*PROBLEM TO SOLVE:* Would you please copy every line from the records that contains the word "Diamond"?

+ + + + +

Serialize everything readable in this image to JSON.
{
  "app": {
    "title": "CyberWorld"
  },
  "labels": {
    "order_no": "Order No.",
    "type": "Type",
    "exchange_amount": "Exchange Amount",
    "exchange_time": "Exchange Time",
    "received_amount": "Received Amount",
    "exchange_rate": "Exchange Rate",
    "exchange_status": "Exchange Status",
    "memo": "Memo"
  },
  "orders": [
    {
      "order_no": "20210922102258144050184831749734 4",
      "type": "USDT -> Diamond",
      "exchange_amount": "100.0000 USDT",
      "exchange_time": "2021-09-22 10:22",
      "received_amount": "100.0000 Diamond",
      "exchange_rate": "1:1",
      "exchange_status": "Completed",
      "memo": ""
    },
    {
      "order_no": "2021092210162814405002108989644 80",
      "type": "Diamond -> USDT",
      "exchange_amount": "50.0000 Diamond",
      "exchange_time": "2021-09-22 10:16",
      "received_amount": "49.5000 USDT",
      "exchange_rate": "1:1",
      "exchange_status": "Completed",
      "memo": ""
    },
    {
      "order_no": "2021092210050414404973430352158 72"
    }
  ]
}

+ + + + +

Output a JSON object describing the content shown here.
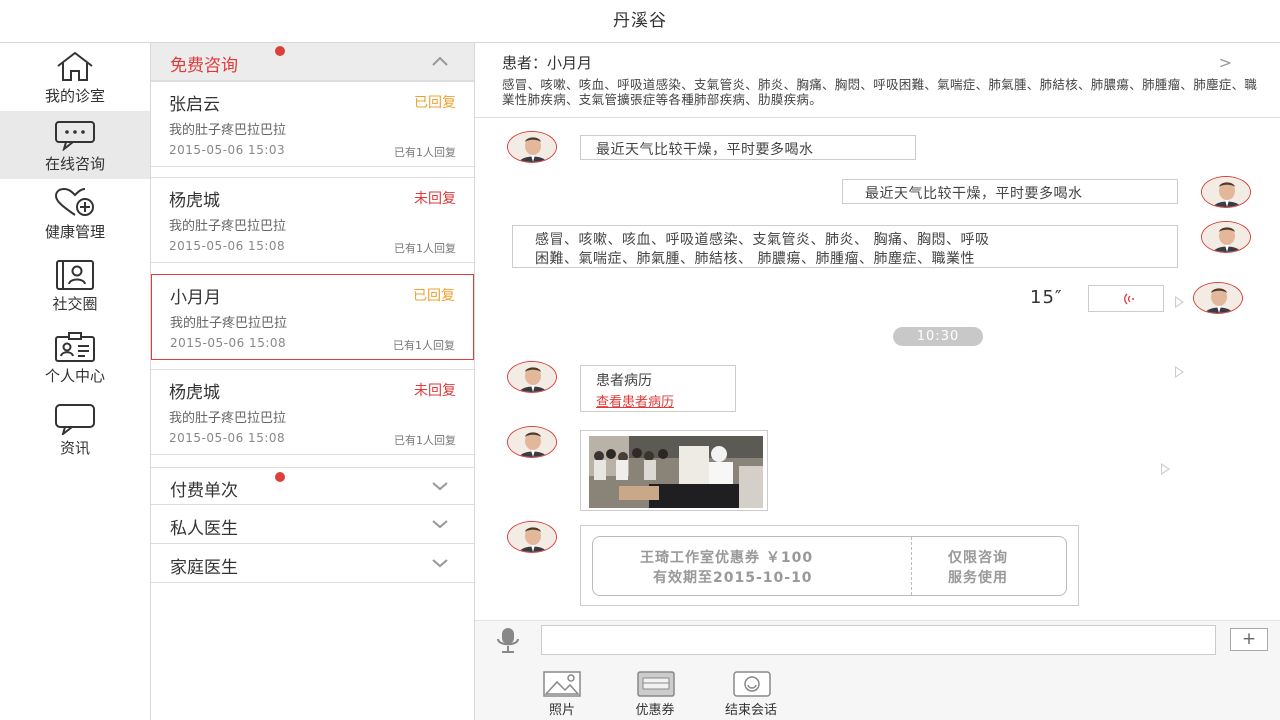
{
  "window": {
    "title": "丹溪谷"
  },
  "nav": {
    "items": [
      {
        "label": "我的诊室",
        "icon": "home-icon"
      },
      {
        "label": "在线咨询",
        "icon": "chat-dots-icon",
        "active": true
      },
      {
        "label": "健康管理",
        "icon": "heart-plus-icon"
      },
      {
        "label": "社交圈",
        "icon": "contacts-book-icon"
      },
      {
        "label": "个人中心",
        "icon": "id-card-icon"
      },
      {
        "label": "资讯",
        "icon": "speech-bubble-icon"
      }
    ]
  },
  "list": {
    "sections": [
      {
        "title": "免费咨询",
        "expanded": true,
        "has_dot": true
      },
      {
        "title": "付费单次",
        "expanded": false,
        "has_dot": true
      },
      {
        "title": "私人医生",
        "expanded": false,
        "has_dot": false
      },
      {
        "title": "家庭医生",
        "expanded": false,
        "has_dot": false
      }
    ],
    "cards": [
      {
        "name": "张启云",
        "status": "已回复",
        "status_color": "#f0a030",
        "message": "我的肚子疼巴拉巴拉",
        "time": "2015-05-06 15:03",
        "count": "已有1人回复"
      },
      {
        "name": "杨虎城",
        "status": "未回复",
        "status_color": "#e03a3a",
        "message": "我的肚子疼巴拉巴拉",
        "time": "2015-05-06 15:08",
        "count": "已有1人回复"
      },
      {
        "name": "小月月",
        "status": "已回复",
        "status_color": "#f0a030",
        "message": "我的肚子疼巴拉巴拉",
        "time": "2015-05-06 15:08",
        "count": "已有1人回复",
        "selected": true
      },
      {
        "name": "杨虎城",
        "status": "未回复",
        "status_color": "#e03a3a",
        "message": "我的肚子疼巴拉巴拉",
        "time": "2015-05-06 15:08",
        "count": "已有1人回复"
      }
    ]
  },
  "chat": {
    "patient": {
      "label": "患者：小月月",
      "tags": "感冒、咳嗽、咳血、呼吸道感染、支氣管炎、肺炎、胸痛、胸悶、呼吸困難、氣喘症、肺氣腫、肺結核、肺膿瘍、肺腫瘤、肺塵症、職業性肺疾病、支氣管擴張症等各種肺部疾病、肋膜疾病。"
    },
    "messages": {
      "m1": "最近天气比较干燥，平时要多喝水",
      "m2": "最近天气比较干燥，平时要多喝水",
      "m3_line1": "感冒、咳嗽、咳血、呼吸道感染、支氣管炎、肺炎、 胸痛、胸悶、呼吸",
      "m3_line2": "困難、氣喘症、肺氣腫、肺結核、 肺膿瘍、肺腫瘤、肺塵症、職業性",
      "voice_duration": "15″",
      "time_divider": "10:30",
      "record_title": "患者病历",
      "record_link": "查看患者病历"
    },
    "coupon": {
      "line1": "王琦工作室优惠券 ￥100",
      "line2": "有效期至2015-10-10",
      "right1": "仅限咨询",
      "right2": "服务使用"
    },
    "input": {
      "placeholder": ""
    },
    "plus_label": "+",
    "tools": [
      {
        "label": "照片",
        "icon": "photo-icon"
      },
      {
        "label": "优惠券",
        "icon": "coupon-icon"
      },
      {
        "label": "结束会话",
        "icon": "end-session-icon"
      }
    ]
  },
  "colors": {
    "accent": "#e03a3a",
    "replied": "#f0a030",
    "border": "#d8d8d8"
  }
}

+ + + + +

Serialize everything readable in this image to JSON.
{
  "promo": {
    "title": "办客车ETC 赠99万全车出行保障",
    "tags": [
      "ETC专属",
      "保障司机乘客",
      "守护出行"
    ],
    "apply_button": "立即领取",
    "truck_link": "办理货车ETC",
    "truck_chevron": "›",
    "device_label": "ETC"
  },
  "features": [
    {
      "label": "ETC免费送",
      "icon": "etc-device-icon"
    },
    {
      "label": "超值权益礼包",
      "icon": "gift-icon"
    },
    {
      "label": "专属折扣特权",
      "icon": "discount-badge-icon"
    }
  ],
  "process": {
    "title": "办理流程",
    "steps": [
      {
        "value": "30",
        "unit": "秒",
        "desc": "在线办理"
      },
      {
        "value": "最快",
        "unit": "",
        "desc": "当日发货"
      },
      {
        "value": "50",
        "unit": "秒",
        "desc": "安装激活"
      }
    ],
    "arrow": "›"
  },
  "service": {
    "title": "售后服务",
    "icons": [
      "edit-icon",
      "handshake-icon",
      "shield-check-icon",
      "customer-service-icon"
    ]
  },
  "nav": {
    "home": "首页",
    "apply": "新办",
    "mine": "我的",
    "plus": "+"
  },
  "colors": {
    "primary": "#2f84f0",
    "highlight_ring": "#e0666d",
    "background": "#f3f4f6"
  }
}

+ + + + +

*TASK ANSWER:*
      "type": "USDT -> Diamond",
      "received_amount": "100.0000 Diamond",
      "type": "Diamond -> USDT",
      "exchange_amount": "50.0000 Diamond",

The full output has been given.